12/11/2012 12:33 GMT | Updated 12/01/2013 10:12 GMT

Halloween has passed, the time for witches and evil, so I've been thinking of what to get my Mother for Christmas. My Mother is a difficult person to buy for, although possibly not for the reasons one would imagine. At every conceivable present-giving occasion (and trust me, the woman has very much stretched the limits of appropriateness - often asking for gifts at other people's baptisms and so on), my Mother likes to issue her offspring with a verbal and written list of her desires.

It is, as I'm sure you will already be working out, an entirely inappropriate adult continuation of the letter to Santa, more commonly written by the under 10s. I have, bravely, ignored the present list ever since the 'Easter' present fiasco of 2010: she asked for a waffle maker, I sent my little sister to pick it up, and she came home with a wildly expensive industrial-sized waffle maker, which was too heavy to lift single-handedly, hoisted onto the kitchen counter that morning for its one moment in the sun, made moderately good waffles, and then was unceremoniously (though with a great deal of effort) hidden in the cellar.

While going 'off the grid' has meant I am saved from stinking failures like the waffle maker, disaster is never far away. This year, I have decided to focus my efforts on things it would be simply impossible for my Mother to not like. 'What does Mum like?' I asked my little sister. 'Booze,' My little sister replied sagely. 'Expensive booze and cashmere.'

Here, in short, are the two things my (and yours, I'm almost certain) Mother will be certain to love this Christmas:

1. Pure cashmere.


This, and I speak as someone who has spent most of her adult life raiding my Mother's extensive, and expensive cashmere collection, is, quite simply, the best cashmere you can buy. It is soft, simply and elegantly cut, and reasonably priced. As long as it is washed properly (and my Mother, hilariously, has bought something called 'cashmere shampoo'), and kept away from the voracious appetites of moths, a Pure cashmere item will last you forever. It is, pretty much, a present with the precisely opposite staying power to an industrial waffle-maker.

2. The WSET 12 wines of Christmas event

My Mother, like most of the elderly, has quite enough stuff. As a good daughter, I am trying very hard to help her with this terrible predicament (please see cashmere-stealing above), and so this year will be offering her an 'experience'. This is great, as I have already got the card inscription sorted- 'Dear Mum. You are old. It is important that you try very hard to cram as many new experiences into your few remaining years as possible. As your most thoughtful child, here is your Christmas gift.'

The WSET (Wine and Spirit Education Trust) are putting on a 12 wines of Christmas fine and food matching event on the 27th November.


This is a sampling event, where guests can taste delicious typical Christmas foods, such as smoked salmon canapes or turkey, along with 12 WSET tutor-selected wines.
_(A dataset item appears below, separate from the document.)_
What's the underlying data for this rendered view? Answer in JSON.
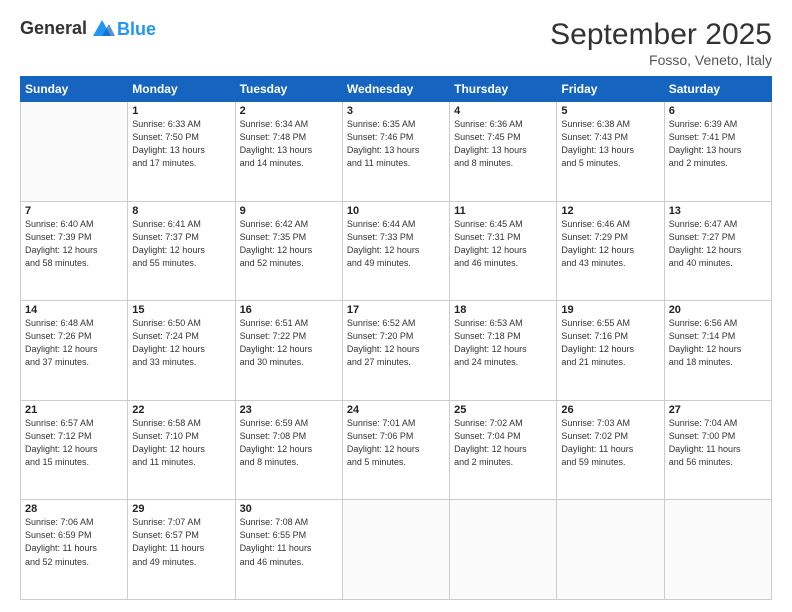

There are three obvious and immediate benefits to gifting this occasion to my Mother:

1. It is in November. I will have raised the bar so high that my siblings will never be able to compete on Christmas Day.

2. I plan (although always open to better offers) on spending Christmas Day with my family. This tasting event will ensure that I am served the highest quality booze.

3. At every new bottle opened during Christmas lunch, I will loudly remind my siblings that it is only thanks to me that we are enjoying such excellent wine and food pairings.

Date: Tuesday 27th November

Time: 6.30pm-8.30pm

Location: Wine & Spirit Education Trust, International Wine & Spirit

Centre, 39-45 Bermondsey Street, London SE1 3XF

Price £30 per head